Refugees can use trains free of charge or make use of one of the many volunteers with vans that have arrived in Poland to help with the humanitarian crisis.
According to Ortyl, what is most pressing is a centralized system, so that refugees can be taken to a center where organizers can search for hosts and people offering transport services across the continent.
“We have to take into account the fact that these people could stay in the European Union longer than they plan. Perhaps months or years, because even if the war ends soon (…) they cannot return to a country and a home that has been destroyed,” Ortyl told Efe during a visit to the Korczowa-Krakovets border crossing between Poland and Ukraine.
“If the entire European Committee of the Regions creates the proposed base for accepting refugees, we will direct them there,” the politician said. “It will be a specific aid, and refugees will be able to consider whether they want to go to Germany, France, Italy or Spain.”
He added that the peak of the first wave of refugees tapered off over the weekend and that municipal authorities “managed without any issues” thanks to the assistance of thousands of Polish and international volunteers.
However, “the next wave of refugees could bring problems” if all those who arrive want to stay in the municipalities closest to the Ukrainian border with the hope of being able to return home as soon as possible.
“Our possibilities are not limitless, that’s why we need the help of other European countries. Managing other waves of refugees may be more difficult than this first one,” Ortyl said.
Over the weekend the number of Ukrainian refugees crossing the border was much smaller than in the first two weeks.
According to different official sources, a cold snap of subzero temperatures as well as Russian attacks on besieged cities meant fewer people risked the journey.
Despite a drop in numbers, trains from Kyiv and Lviv packed with older people, women, children and pets continued to pour into Poland.
Polish authorities expect a new wave of refugees this week, following an aerial attack on Sunday of a military base in Ukraine, just 20 kilometers from Poland, a NATO member state.
Stanisław Kłopot, the mayor of Jarosław, also in the southeast, warned that Poland does not have refugee camps like the ones found in Greece or Turkey.
“People from Europe and Poland have to help. We are not saying that we want to get rid of the refugees, but we have to do what we can to offer them shelter,” Kłopot added.
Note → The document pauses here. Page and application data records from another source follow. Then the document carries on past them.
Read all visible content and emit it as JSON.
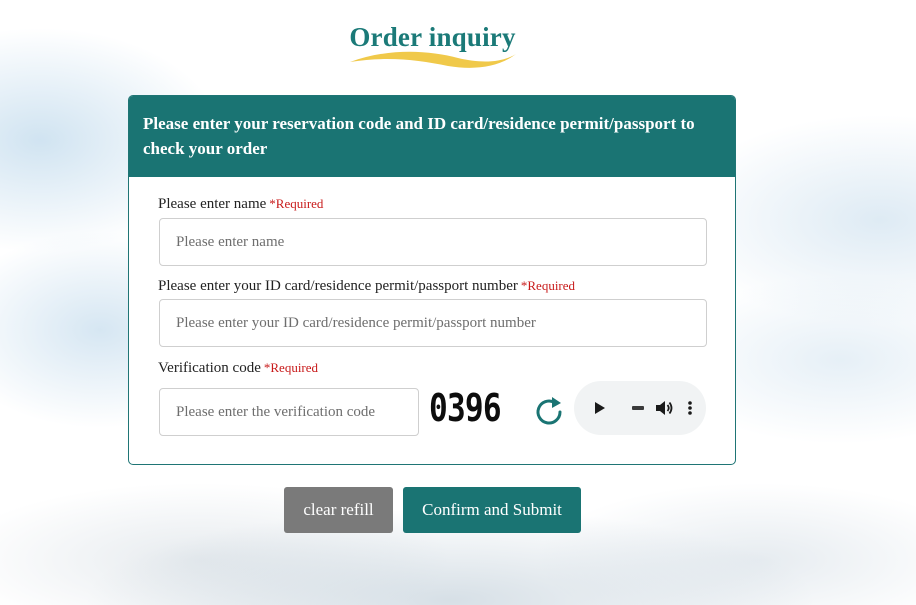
{
  "page": {
    "title": "Order inquiry"
  },
  "card": {
    "header": "Please enter your reservation code and ID card/residence permit/passport to check your order"
  },
  "required_text": "*Required",
  "fields": {
    "name": {
      "label": "Please enter name",
      "placeholder": "Please enter name",
      "value": ""
    },
    "id_number": {
      "label": "Please enter your ID card/residence permit/passport number",
      "placeholder": "Please enter your ID card/residence permit/passport number",
      "value": ""
    },
    "verification": {
      "label": "Verification code",
      "placeholder": "Please enter the verification code",
      "value": "",
      "captcha_text": "0396"
    }
  },
  "icons": {
    "refresh": "refresh-icon",
    "play": "play-icon",
    "volume": "volume-icon",
    "more": "more-vert-icon"
  },
  "buttons": {
    "clear": "clear refill",
    "submit": "Confirm and Submit"
  },
  "colors": {
    "accent": "#1a7473",
    "required": "#c81a1a",
    "swoosh": "#f0c94a",
    "clear_button": "#7a7a7a"
  }
}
During the first wave of arrivals, up to 15,000 people crossed the Korczowa Pass each day, as well as 16,000 daily vehicles and 1,000 buses.